was likely an insular, closed-bedroom kind of affair, it's astounding that the disc seems to inhabit a natural world of spring afternoon field recordings, sundrop keyboard ebbs and insectoid glitches. The cover art serves as a nice visual analog, depicting a veritable rainbow of flora and fauna being loosed from a cardboard box.
"I Am Waiting (For December)" recalls another group whose eco-centric album art complements a sonic experience that's at once heavily processed and organic: Talk Talk. The songs' screeching cloudburst guitar solo bears a remarkable resemblance to the one-note epic at the center of "After the Flood", even down to the residual clicking. The guitar slides, wind chimes and recorder that bookend the solo strengthen the comparison, creating the strong sense of human presence that Mark Hollis valued so heavily.
Whereas Talk Talk albums are meticulously edited and strikingly spare, though, Paquet Surprise is preoccupied with filling empty space with vibrant environmental sound. Sometimes this tendency comes across as throat-clearing -- more judicious artists might have cut lulling setting-builders like "Sea Grass and Blues Seas" and the title track. The duo also allow some brilliant avant-pop songs to get lost in the foresty milieu. "To See a Wonderful World"'s first two segments glisten like ace Jim O'Rourke numbers. Clip-clopping toy percussion and autoharp bring the song to a boil, after which a distant but reassuring vocal melody wavers in the background; when a reverbed drone overcomes the voice, though, the tune unravels, ending in a barrage of blank blips and pops.

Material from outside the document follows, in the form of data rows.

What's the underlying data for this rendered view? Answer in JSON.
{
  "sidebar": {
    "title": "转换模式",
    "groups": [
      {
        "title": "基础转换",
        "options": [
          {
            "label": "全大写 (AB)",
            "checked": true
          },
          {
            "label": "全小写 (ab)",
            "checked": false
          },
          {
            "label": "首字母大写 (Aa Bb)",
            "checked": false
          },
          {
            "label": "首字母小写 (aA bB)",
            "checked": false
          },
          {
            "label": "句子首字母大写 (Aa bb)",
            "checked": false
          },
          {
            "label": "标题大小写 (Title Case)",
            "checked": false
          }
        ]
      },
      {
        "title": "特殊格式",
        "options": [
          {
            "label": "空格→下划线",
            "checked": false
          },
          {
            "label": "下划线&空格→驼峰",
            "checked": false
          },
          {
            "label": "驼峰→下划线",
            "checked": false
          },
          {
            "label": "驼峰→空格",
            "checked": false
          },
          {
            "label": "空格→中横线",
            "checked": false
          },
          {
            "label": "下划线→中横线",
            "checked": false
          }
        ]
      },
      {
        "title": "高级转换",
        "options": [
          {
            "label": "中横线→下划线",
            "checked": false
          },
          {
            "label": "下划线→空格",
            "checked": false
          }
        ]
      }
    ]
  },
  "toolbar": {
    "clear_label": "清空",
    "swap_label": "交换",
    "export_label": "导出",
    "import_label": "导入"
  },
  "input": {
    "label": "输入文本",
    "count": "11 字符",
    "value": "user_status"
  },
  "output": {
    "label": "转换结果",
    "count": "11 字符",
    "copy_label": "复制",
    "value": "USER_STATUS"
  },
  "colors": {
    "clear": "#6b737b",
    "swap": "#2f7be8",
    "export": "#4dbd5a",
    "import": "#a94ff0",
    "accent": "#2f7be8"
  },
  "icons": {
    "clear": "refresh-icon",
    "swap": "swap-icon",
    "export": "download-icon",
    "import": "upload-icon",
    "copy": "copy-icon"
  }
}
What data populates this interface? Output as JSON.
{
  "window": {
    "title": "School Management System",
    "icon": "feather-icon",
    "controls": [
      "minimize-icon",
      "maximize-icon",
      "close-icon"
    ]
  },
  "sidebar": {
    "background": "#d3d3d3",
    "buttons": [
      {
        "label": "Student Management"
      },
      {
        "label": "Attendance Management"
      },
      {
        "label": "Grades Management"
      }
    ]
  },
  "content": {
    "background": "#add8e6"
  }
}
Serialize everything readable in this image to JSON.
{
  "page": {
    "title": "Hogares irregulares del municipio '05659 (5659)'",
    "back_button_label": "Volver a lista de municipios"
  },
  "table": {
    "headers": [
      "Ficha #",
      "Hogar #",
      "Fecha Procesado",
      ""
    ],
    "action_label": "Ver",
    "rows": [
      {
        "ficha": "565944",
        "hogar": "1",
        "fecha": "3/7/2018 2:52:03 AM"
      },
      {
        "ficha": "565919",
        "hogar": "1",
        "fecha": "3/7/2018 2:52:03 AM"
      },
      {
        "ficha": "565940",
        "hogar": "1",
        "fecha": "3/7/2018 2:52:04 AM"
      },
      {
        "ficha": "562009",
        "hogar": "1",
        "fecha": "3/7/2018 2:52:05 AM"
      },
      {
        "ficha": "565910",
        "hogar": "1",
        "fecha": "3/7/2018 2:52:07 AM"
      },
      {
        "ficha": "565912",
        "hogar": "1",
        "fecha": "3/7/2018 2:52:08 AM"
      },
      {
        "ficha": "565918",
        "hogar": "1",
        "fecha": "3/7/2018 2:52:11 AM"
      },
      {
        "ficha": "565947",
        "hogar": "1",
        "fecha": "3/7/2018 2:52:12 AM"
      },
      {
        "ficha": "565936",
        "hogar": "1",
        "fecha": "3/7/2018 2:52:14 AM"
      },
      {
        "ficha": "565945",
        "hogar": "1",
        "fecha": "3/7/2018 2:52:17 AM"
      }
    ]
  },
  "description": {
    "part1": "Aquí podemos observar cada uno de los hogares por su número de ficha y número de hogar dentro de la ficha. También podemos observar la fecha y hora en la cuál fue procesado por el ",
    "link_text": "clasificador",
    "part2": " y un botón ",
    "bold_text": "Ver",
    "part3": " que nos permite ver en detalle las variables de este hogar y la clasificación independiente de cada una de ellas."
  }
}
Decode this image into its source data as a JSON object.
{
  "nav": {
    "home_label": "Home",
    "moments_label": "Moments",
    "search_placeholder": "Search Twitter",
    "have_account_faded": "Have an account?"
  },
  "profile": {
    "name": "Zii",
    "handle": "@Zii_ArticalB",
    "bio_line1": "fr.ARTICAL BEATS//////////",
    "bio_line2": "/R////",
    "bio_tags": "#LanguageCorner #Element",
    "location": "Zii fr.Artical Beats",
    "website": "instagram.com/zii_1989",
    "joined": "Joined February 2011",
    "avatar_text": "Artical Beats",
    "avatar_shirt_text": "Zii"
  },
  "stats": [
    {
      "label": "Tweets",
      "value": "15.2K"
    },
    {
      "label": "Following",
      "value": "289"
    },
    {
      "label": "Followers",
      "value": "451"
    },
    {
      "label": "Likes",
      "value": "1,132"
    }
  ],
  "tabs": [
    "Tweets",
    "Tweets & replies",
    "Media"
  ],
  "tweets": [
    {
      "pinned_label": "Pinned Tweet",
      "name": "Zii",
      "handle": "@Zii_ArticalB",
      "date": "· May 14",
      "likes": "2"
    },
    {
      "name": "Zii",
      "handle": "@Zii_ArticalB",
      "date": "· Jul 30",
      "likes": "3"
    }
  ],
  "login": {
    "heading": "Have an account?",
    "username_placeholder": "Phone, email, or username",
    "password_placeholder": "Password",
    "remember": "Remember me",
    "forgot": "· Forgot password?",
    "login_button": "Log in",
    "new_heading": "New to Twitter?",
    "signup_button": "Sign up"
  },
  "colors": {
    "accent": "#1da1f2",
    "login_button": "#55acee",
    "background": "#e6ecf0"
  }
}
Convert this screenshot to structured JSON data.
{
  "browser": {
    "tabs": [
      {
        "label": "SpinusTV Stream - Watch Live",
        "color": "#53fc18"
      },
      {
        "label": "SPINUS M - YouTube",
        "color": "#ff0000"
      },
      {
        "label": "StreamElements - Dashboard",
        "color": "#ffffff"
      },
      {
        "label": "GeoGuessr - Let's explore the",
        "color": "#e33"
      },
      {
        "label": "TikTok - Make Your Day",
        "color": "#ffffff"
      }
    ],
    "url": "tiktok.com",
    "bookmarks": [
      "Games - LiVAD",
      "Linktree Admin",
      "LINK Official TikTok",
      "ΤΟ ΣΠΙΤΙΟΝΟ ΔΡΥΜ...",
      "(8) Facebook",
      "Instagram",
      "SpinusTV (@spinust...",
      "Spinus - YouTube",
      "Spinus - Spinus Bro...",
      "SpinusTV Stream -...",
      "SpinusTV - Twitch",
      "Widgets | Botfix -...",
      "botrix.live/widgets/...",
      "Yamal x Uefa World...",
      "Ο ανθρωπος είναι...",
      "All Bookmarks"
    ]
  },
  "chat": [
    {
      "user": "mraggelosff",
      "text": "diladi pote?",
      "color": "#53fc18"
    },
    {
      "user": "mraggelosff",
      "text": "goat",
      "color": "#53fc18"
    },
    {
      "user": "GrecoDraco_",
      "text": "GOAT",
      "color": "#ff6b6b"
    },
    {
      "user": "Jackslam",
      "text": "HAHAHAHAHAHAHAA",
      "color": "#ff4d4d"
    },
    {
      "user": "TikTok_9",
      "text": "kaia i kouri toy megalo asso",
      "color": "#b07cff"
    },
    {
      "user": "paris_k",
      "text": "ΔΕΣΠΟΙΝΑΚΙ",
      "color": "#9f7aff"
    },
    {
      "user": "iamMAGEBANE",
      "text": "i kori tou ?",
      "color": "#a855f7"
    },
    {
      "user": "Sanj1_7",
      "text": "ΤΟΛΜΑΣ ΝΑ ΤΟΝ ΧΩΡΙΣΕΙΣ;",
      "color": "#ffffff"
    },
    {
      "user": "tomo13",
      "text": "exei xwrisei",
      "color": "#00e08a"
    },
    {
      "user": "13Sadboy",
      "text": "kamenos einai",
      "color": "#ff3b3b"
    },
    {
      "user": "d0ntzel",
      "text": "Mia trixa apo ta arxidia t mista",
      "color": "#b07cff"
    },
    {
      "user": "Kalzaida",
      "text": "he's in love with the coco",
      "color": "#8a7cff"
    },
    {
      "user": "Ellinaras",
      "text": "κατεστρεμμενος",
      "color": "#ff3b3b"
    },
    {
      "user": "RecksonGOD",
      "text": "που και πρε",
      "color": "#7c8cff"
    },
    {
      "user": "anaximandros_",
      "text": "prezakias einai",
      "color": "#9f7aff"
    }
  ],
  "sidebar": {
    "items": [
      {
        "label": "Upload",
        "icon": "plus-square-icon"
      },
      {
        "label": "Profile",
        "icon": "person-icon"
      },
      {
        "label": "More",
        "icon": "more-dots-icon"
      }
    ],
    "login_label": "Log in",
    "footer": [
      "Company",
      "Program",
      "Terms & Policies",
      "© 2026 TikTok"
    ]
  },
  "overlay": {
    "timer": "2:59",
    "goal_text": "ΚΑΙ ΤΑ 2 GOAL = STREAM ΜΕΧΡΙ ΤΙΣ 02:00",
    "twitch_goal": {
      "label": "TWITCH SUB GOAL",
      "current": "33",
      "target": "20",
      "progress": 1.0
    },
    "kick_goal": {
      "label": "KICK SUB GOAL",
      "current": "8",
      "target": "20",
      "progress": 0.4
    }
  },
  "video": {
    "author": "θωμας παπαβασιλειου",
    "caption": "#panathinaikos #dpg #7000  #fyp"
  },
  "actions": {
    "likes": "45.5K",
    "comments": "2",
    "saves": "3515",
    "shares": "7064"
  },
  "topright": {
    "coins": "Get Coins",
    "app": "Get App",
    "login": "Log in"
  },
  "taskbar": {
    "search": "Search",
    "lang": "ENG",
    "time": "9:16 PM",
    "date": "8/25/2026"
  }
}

A few of the album's meditative sound-sculptures embrace the concept of a steady core. Aptly named centerpiece "Tidal Pool" spends most of its length contemplating a minimal swell of bass and acoustic guitar, generating refined ambience by retracing the same few steps ad infinitum. As much as Davis and Roux's naturalistic world threatens to choke out the sun with overgrowth, the sense of inertia and design present in "Tidal Pool" governs the bulk of the recording. This is no chilly wasteland run by maverick computers -- Paquet Surprise is a peaceable kingdom.